International experts in the sector, at the instance of the ministry, converged in Abuja to exchange lessons on restoring mangroves in Ogoniland and to also deliberate on ways to improve the livelihoods of communities in the region.
A statement by the Director of Press, Ministry of Environment, Saghir el Mohammed said the experts shared global experiences and how it can be applied in Ogoniland.
The statement said the Minister of Environment, Mohammad Abubakar who declared the session open charged the experts to also develop more strategies to conserve the mangrove.
‘Mangroves are not just ecologically significant but are critical to the livelihood and food security of communities in Ogoniland’ he said.
‘Today’s meeting is a turning point for the mangrove ecosystem in Ogoniland.
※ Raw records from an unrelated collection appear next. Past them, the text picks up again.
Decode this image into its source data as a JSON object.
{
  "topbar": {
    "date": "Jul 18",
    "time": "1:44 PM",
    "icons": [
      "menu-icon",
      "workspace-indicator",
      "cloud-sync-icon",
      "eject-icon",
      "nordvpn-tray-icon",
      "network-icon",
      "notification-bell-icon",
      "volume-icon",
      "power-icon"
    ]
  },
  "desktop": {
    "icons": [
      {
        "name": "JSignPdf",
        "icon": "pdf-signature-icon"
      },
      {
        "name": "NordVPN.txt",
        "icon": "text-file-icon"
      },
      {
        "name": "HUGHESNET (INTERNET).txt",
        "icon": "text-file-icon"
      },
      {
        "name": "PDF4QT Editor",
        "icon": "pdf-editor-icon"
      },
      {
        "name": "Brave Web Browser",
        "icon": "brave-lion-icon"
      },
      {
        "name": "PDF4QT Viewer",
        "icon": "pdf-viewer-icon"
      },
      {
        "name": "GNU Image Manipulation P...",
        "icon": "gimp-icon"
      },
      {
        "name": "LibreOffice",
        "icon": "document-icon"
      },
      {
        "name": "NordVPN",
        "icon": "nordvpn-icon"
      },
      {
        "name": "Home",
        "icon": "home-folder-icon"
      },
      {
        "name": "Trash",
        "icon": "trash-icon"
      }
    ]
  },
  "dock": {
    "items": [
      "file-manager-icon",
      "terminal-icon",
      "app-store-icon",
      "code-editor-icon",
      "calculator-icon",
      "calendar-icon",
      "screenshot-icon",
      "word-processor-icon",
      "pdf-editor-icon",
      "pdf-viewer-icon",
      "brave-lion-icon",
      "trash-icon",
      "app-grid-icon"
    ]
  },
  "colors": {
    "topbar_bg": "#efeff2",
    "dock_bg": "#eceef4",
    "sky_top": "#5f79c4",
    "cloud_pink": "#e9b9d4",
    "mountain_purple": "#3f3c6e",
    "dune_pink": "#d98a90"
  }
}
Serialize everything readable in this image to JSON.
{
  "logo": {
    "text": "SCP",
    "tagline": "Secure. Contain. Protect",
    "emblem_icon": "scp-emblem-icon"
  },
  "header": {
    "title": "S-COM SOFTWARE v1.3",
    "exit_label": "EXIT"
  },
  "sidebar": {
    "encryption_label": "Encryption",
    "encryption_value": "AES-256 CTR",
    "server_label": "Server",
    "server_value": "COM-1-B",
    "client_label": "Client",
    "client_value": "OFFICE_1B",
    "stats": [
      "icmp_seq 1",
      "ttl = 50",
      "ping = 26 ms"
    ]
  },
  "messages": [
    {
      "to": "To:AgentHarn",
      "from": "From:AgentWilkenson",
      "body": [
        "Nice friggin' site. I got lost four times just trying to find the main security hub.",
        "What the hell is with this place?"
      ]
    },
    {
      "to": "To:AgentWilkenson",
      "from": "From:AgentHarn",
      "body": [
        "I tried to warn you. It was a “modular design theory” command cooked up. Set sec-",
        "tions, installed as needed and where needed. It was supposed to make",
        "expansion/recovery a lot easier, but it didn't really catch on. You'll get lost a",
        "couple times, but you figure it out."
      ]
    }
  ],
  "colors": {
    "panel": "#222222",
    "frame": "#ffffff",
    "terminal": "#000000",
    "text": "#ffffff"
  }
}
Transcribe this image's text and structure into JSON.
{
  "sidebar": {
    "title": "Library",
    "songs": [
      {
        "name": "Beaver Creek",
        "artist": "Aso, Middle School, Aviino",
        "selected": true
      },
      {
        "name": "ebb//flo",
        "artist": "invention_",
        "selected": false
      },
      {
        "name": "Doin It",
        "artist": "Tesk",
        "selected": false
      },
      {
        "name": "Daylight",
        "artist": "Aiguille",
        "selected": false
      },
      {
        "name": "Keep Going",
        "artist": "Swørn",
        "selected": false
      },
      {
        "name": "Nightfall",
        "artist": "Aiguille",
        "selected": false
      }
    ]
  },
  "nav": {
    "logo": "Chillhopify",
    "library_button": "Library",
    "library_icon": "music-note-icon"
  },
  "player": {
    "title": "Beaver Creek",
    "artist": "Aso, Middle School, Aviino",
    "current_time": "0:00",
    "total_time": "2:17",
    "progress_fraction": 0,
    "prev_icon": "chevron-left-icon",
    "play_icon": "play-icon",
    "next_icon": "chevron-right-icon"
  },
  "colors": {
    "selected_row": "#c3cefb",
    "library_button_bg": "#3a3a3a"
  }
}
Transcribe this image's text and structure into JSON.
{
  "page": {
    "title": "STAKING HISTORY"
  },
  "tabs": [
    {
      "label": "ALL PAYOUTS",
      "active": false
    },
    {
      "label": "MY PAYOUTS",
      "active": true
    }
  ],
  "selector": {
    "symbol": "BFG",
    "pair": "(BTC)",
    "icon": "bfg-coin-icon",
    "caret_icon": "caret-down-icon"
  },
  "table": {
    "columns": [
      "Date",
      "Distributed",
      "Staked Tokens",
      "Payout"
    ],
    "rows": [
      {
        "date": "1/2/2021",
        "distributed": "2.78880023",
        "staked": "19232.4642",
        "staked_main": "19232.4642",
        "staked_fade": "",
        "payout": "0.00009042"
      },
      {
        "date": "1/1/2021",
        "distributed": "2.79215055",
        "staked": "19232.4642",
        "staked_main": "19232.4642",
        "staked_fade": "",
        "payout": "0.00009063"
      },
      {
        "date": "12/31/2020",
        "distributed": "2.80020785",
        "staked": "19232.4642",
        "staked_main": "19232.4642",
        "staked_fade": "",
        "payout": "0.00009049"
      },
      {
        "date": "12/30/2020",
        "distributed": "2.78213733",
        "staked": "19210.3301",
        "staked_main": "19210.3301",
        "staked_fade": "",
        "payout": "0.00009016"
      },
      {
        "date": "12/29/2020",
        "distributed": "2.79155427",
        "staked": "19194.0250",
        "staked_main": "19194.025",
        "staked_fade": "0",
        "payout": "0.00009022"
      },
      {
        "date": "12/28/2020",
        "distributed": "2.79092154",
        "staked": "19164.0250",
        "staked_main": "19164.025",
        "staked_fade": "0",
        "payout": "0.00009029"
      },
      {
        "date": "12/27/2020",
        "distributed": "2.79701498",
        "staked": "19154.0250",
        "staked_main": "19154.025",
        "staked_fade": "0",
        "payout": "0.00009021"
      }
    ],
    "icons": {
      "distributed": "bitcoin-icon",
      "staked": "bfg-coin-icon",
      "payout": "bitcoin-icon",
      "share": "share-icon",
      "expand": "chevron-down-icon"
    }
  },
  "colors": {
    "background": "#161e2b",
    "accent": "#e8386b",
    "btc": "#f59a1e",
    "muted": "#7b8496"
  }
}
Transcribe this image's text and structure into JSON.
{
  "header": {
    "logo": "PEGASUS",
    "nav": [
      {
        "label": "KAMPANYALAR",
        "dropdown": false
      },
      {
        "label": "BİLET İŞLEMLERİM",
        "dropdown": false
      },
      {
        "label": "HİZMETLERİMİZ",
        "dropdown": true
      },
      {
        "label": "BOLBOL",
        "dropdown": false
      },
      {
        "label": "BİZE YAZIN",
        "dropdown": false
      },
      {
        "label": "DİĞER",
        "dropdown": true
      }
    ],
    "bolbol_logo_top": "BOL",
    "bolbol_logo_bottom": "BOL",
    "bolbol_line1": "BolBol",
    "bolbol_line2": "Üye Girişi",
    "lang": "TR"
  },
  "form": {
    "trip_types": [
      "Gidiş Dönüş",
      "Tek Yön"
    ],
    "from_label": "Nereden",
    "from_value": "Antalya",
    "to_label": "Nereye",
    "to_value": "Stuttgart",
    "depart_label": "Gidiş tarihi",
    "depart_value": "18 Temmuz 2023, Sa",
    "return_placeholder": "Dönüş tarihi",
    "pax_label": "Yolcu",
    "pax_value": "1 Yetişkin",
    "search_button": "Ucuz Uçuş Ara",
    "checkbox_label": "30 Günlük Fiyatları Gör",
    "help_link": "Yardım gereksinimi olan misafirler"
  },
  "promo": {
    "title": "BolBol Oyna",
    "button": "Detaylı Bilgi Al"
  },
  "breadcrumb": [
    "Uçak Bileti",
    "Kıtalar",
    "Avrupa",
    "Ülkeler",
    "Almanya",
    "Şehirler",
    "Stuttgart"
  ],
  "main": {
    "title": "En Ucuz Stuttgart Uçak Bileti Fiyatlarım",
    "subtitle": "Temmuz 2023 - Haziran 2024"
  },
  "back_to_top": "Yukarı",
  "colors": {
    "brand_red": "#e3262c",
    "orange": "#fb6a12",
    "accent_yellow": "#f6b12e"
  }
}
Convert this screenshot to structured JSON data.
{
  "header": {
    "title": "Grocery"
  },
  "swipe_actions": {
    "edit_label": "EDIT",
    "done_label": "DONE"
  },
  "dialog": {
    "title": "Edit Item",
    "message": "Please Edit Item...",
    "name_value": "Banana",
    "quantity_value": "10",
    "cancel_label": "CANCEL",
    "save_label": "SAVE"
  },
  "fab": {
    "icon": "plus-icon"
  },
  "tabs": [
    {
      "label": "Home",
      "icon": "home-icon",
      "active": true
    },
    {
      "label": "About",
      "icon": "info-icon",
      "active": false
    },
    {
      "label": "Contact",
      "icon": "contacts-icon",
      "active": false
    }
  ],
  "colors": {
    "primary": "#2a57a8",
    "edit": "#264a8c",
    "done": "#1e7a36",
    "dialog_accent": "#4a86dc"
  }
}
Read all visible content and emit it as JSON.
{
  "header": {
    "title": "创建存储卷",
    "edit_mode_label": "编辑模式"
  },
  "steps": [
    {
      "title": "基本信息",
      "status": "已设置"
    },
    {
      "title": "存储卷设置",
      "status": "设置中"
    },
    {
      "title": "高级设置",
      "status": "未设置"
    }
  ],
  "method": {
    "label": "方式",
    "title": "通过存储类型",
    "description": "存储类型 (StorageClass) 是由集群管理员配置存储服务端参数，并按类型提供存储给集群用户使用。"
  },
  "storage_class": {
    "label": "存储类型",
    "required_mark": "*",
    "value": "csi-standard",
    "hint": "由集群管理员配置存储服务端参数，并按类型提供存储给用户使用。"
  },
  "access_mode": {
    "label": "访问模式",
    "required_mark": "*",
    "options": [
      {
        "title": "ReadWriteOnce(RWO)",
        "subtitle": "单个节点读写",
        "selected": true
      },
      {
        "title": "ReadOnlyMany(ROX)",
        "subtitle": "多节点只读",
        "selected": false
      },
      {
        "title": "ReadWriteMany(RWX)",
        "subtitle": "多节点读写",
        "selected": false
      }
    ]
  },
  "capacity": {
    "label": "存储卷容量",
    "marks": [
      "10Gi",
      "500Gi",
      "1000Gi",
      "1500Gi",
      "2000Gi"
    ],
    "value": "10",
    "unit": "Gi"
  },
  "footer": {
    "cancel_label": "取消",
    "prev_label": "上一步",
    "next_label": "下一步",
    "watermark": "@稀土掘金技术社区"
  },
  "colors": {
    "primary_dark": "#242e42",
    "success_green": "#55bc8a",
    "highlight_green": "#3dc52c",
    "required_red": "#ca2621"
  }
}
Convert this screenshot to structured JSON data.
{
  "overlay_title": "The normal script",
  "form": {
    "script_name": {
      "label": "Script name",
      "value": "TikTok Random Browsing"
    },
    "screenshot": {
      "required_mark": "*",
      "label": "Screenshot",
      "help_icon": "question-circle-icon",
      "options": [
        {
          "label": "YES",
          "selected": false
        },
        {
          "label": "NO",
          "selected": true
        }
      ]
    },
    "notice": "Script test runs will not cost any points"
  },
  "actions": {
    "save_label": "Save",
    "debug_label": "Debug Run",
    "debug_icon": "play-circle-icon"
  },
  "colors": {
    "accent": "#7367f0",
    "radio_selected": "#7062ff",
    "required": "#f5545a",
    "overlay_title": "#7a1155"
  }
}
Using the knowledge and experience of the experts, we will be able to restore the mangroves and improve the lives of the Ogoni communities who are affected every day by the devastating pollution’.
‘Hopefully, the meeting will bring new momentum to the restoration efforts for mangrove ecosystems, paving the way for healthy ecosystems and successful environmental remediation of areas affected by the pollution,’.
Initiated by the Ministry of Environment, the meeting championed the creation of conditions and methods for successful replantation and recovery of mangrove habitats.
‘In addition, examples of successful mangrove restoration already taking place in Nigeria was provided, he said”.
The meeting supported by the United Nations Environment Programme (UNEP), had in attendance experts from more than 20 different institutions.’
Recall that in 2011, the United Nations Environment Programme found extensive damage to the mangroves in Ogoniland when it undertook its environmental assessment ahead of Ogoni remediation.
The report had found that the impact of oil on mangrove vegetation in Ogoniland devastated the vegetation and mangrove ecosystem in the area.
The impacts of the pollution ranged from extreme stress to destruction. In the most impacted areas, only the roots of the mangroves remained, with no stems or leaves.
In many of these areas, the roots were completely coated in oil, sometimes with a 1 cm or more thick layer of bituminous substance.
Experts revealed that such pollution had accumulated over a very long period.
AFRICA DAILY NEWS. NEW YORK